• _RECORDS TO PROCESS_
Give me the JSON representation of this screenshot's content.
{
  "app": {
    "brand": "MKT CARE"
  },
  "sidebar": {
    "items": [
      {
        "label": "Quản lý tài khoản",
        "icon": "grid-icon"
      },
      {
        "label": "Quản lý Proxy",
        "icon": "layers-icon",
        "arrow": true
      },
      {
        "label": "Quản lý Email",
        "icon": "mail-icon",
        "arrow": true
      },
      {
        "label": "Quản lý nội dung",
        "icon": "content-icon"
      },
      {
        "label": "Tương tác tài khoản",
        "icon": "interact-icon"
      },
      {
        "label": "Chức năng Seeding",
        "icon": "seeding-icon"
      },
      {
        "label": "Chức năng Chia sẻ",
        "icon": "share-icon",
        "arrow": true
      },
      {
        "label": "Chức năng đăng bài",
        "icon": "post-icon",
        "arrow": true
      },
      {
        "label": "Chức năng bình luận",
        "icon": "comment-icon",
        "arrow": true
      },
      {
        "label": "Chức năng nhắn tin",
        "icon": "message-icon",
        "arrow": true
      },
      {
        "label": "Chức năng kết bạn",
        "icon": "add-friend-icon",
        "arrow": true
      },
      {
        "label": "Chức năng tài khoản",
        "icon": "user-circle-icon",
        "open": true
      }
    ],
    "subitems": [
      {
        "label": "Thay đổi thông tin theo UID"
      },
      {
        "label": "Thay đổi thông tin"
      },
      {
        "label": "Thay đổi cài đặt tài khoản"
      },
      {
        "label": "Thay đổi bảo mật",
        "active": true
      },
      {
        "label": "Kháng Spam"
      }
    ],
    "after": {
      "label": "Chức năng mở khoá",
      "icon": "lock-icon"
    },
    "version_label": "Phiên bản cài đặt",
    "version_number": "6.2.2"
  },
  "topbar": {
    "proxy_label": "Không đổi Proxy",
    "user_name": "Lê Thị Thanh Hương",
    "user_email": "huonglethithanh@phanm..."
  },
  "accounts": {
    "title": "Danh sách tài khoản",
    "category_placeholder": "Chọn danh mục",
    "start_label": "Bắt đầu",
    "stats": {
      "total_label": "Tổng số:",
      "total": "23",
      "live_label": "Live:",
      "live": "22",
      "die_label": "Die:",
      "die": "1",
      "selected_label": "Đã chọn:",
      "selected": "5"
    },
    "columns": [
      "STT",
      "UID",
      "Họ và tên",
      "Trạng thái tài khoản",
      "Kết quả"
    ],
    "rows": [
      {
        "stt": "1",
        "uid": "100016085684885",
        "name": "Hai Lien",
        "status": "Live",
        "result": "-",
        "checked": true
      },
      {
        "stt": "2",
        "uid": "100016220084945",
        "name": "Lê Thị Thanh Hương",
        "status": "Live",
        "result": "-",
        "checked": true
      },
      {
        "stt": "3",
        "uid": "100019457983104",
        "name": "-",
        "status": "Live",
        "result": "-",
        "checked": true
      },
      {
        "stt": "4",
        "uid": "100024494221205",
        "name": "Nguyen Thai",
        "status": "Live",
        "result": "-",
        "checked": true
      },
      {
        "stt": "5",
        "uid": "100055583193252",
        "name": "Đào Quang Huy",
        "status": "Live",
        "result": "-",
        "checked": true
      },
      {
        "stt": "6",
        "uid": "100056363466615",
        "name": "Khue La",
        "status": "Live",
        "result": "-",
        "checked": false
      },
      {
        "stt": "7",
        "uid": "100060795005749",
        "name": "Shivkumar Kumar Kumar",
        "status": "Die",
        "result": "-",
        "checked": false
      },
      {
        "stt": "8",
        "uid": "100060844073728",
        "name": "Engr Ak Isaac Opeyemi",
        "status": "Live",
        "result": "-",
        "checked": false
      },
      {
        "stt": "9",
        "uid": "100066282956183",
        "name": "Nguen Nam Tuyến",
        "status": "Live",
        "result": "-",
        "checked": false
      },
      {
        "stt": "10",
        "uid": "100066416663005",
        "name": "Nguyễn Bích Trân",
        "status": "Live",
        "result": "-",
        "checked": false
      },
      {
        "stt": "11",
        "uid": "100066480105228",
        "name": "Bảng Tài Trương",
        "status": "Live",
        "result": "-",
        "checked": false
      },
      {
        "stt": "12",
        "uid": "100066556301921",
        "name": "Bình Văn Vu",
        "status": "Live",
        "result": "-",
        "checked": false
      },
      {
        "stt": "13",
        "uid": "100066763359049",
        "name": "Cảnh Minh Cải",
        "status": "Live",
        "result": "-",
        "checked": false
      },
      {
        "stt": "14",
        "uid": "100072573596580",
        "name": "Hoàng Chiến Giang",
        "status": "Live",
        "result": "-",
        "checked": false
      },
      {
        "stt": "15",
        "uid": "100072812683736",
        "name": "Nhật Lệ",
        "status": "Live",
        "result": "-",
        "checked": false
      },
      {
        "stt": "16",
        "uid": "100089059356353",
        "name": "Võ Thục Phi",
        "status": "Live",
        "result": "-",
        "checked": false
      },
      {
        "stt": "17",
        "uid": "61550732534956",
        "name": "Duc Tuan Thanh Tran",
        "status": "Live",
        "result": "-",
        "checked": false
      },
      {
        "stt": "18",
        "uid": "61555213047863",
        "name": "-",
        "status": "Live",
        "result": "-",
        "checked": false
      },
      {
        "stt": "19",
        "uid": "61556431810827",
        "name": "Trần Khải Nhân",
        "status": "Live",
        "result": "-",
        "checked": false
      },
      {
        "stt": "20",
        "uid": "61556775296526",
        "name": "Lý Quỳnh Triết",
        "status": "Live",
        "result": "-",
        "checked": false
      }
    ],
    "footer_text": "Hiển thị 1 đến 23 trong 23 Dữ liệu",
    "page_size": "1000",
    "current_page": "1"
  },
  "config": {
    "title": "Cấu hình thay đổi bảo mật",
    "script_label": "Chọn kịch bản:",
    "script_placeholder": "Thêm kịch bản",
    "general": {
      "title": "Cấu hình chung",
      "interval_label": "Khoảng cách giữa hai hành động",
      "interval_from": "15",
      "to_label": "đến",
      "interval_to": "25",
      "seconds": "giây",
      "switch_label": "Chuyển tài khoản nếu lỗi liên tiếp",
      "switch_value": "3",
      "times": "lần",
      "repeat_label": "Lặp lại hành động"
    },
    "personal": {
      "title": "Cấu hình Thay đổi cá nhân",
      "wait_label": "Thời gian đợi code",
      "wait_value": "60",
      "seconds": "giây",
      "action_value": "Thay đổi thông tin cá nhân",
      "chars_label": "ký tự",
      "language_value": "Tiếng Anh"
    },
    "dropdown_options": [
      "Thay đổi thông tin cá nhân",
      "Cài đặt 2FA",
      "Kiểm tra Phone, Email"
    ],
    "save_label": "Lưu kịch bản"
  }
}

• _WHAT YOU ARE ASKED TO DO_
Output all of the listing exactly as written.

• _ANSWER SPACE_
Give me the JSON representation of this screenshot's content.
{
  "app": {
    "brand": "MKT CARE"
  },
  "sidebar": {
    "items": [
      {
        "label": "Quản lý tài khoản",
        "icon": "grid-icon"
      },
      {
        "label": "Quản lý Proxy",
        "icon": "layers-icon",
        "arrow": true
      },
      {
        "label": "Quản lý Email",
        "icon": "mail-icon",
        "arrow": true
      },
      {
        "label": "Quản lý nội dung",
        "icon": "content-icon"
      },
      {
        "label": "Tương tác tài khoản",
        "icon": "interact-icon"
      },
      {
        "label": "Chức năng Seeding",
        "icon": "seeding-icon"
      },
      {
        "label": "Chức năng Chia sẻ",
        "icon": "share-icon",
        "arrow": true
      },
      {
        "label": "Chức năng đăng bài",
        "icon": "post-icon",
        "arrow": true
      },
      {
        "label": "Chức năng bình luận",
        "icon": "comment-icon",
        "arrow": true
      },
      {
        "label": "Chức năng nhắn tin",
        "icon": "message-icon",
        "arrow": true
      },
      {
        "label": "Chức năng kết bạn",
        "icon": "add-friend-icon",
        "arrow": true
      },
      {
        "label": "Chức năng tài khoản",
        "icon": "user-circle-icon",
        "open": true
      }
    ],
    "subitems": [
      {
        "label": "Thay đổi thông tin theo UID"
      },
      {
        "label": "Thay đổi thông tin"
      },
      {
        "label": "Thay đổi cài đặt tài khoản"
      },
      {
        "label": "Thay đổi bảo mật",
        "active": true
      },
      {
        "label": "Kháng Spam"
      }
    ],
    "after": {
      "label": "Chức năng mở khoá",
      "icon": "lock-icon"
    },
    "version_label": "Phiên bản cài đặt",
    "version_number": "6.2.2"
  },
  "topbar": {
    "proxy_label": "Không đổi Proxy",
    "user_name": "Lê Thị Thanh Hương",
    "user_email": "huonglethithanh@phanm..."
  },
  "accounts": {
    "title": "Danh sách tài khoản",
    "category_placeholder": "Chọn danh mục",
    "start_label": "Bắt đầu",
    "stats": {
      "total_label": "Tổng số:",
      "total": "23",
      "live_label": "Live:",
      "live": "22",
      "die_label": "Die:",
      "die": "1",
      "selected_label": "Đã chọn:",
      "selected": "5"
    },
    "columns": [
      "STT",
      "UID",
      "Họ và tên",
      "Trạng thái tài khoản",
      "Kết quả"
    ],
    "rows": [
      {
        "stt": "1",
        "uid": "100016085684885",
        "name": "Hai Lien",
        "status": "Live",
        "result": "-",
        "checked": true
      },
      {
        "stt": "2",
        "uid": "100016220084945",
        "name": "Lê Thị Thanh Hương",
        "status": "Live",
        "result": "-",
        "checked": true
      },
      {
        "stt": "3",
        "uid": "100019457983104",
        "name": "-",
        "status": "Live",
        "result": "-",
        "checked": true
      },
      {
        "stt": "4",
        "uid": "100024494221205",
        "name": "Nguyen Thai",
        "status": "Live",
        "result": "-",
        "checked": true
      },
      {
        "stt": "5",
        "uid": "100055583193252",
        "name": "Đào Quang Huy",
        "status": "Live",
        "result": "-",
        "checked": true
      },
      {
        "stt": "6",
        "uid": "100056363466615",
        "name": "Khue La",
        "status": "Live",
        "result": "-",
        "checked": false
      },
      {
        "stt": "7",
        "uid": "100060795005749",
        "name": "Shivkumar Kumar Kumar",
        "status": "Die",
        "result": "-",
        "checked": false
      },
      {
        "stt": "8",
        "uid": "100060844073728",
        "name": "Engr Ak Isaac Opeyemi",
        "status": "Live",
        "result": "-",
        "checked": false
      },
      {
        "stt": "9",
        "uid": "100066282956183",
        "name": "Nguen Nam Tuyến",
        "status": "Live",
        "result": "-",
        "checked": false
      },
      {
        "stt": "10",
        "uid": "100066416663005",
        "name": "Nguyễn Bích Trân",
        "status": "Live",
        "result": "-",
        "checked": false
      },
      {
        "stt": "11",
        "uid": "100066480105228",
        "name": "Bảng Tài Trương",
        "status": "Live",
        "result": "-",
        "checked": false
      },
      {
        "stt": "12",
        "uid": "100066556301921",
        "name": "Bình Văn Vu",
        "status": "Live",
        "result": "-",
        "checked": false
      },
      {
        "stt": "13",
        "uid": "100066763359049",
        "name": "Cảnh Minh Cải",
        "status": "Live",
        "result": "-",
        "checked": false
      },
      {
        "stt": "14",
        "uid": "100072573596580",
        "name": "Hoàng Chiến Giang",
        "status": "Live",
        "result": "-",
        "checked": false
      },
      {
        "stt": "15",
        "uid": "100072812683736",
        "name": "Nhật Lệ",
        "status": "Live",
        "result": "-",
        "checked": false
      },
      {
        "stt": "16",
        "uid": "100089059356353",
        "name": "Võ Thục Phi",
        "status": "Live",
        "result": "-",
        "checked": false
      },
      {
        "stt": "17",
        "uid": "61550732534956",
        "name": "Duc Tuan Thanh Tran",
        "status": "Live",
        "result": "-",
        "checked": false
      },
      {
        "stt": "18",
        "uid": "61555213047863",
        "name": "-",
        "status": "Live",
        "result": "-",
        "checked": false
      },
      {
        "stt": "19",
        "uid": "61556431810827",
        "name": "Trần Khải Nhân",
        "status": "Live",
        "result": "-",
        "checked": false
      },
      {
        "stt": "20",
        "uid": "61556775296526",
        "name": "Lý Quỳnh Triết",
        "status": "Live",
        "result": "-",
        "checked": false
      }
    ],
    "footer_text": "Hiển thị 1 đến 23 trong 23 Dữ liệu",
    "page_size": "1000",
    "current_page": "1"
  },
  "config": {
    "title": "Cấu hình thay đổi bảo mật",
    "script_label": "Chọn kịch bản:",
    "script_placeholder": "Thêm kịch bản",
    "general": {
      "title": "Cấu hình chung",
      "interval_label": "Khoảng cách giữa hai hành động",
      "interval_from": "15",
      "to_label": "đến",
      "interval_to": "25",
      "seconds": "giây",
      "switch_label": "Chuyển tài khoản nếu lỗi liên tiếp",
      "switch_value": "3",
      "times": "lần",
      "repeat_label": "Lặp lại hành động"
    },
    "personal": {
      "title": "Cấu hình Thay đổi cá nhân",
      "wait_label": "Thời gian đợi code",
      "wait_value": "60",
      "seconds": "giây",
      "action_value": "Thay đổi thông tin cá nhân",
      "chars_label": "ký tự",
      "language_value": "Tiếng Anh"
    },
    "dropdown_options": [
      "Thay đổi thông tin cá nhân",
      "Cài đặt 2FA",
      "Kiểm tra Phone, Email"
    ],
    "save_label": "Lưu kịch bản"
  }
}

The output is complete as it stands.